I’ll say this about the movie, it hooked me in right from the start with one of the most unsettling openings of the year. I mean I had to pause the movie after the first few minutes just to take in what I saw from the disturbing imagery to the sound design used to present the brutality behind a closed door. After that though “The Wretched” goes down hill into more generic horror territory. It’s very clear that this film is meant to emulate the summer camp or “Rear Window”-esque features that have littered the past few decades of the horror genre and it doesn’t really do much to reinvent or freshen up these ideas. It has a solid start but quickly ends up bogged down with Ben’s unconvincing relationship with his father, the seemingly required examination of the dawn of a teen’s sex drive, and a jumbled narrative structure that feels too rushed and somehow too sluggish at the same time. It doesn’t take long before we start to see the supernatural elements take hold but it does take a while before the creep factor starts to come into play leaving much of the film’s 95-minute run time more of a waiting game for the next effective jump scare, and if I’m being honest there are a few truly creepy moments that pay off so the film has that going for it.
What’s more frustrating to me though is that the film has a solid final act to compliment it’s solid start where all hell breaks loose, a fun twist is revealed and we’re left with a cliffhanger that makes us question whether or not there was a happy ending. We also get to see a showdown with the Wretch that is sufficiently suspenseful and engrossing. The problem is the journey from the awesome opening to the fun conclusion is tedious, jumbled and does little to help teach us what we really need to know about either Ben or the Wretch. It has its moments, but the core of the movie, pretty much the entire second act, fails to do anything effective or fun with any of the story’s ideas or the familiar tropes the filmmakers decided to employ. I get that this movie was probably meant to be a mixed bag of clichés attempting to remind viewers what we loved about horror in the 80s but the final result fails to be anywhere near a cohesive homage.
I’ve said it before and I’ll say it again, these straight-to-streaming or on-demand horror releases continuously feel like they belong on these platforms. Other genres have proven to be more inventive and inspired in spite of the smaller scale release format, but once again we have a horror movie that means well but just doesn’t get the job done settling for an ineffective and safe mix of tropes and clichés to satisfy a viewership looking for endless variations of the same idea.
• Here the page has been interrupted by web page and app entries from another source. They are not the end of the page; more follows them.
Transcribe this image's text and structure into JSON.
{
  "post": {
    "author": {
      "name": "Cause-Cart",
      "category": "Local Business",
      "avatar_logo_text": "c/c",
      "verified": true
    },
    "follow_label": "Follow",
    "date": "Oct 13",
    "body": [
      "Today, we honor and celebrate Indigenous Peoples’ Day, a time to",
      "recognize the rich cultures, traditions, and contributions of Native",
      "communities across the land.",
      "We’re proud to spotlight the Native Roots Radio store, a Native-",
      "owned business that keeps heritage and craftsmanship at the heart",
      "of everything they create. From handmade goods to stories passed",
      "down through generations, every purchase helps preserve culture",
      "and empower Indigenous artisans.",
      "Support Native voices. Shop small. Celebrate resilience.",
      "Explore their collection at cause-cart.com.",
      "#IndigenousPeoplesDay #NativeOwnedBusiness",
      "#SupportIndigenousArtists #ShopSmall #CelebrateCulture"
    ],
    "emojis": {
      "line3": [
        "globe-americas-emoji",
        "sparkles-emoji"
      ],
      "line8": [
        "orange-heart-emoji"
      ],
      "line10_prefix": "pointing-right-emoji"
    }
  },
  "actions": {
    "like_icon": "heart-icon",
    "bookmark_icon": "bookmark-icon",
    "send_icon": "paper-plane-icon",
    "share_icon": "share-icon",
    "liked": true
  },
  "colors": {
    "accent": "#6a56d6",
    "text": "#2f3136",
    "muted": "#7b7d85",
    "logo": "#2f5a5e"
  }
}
Apparently, there’s a market for that, who knew (he said with sarcasm). Thanks to its more enjoyable qualities though I wouldn’t write off “The Wretched”. There’s a lot of room for improvement: the acting isn’t where it need to be, the second act is tedious and boring, and the pacing is all over the place, but I can submit that I found it to be a creepy premise with a beginning and end worth experiencing. It’s just too bad that all the good parts make up barely a half hour of the film’s total run time.
“The Wretched” has its spooky moments and should be credited with having a solid start and an entertaining finish as well as a fun twist and thought provoking final moment that forces viewers to question the truth. That right there is what makes this movie worth watching. If the rest of the film were that interesting, inspired, or unsettling it would have been awesome. As frustrated as I was with this movie as a whole it was an easy viewing and one of the better on-demand horror releases I’ve experienced during this quarantine even if that’s a very low bar to meet. My final say is this was a promising movie that knew what it wanted to be and starts and ends things off on the right foot. Sadly it fails to keep its balance all the way through resulting in an ultimately high-end mediocre final product.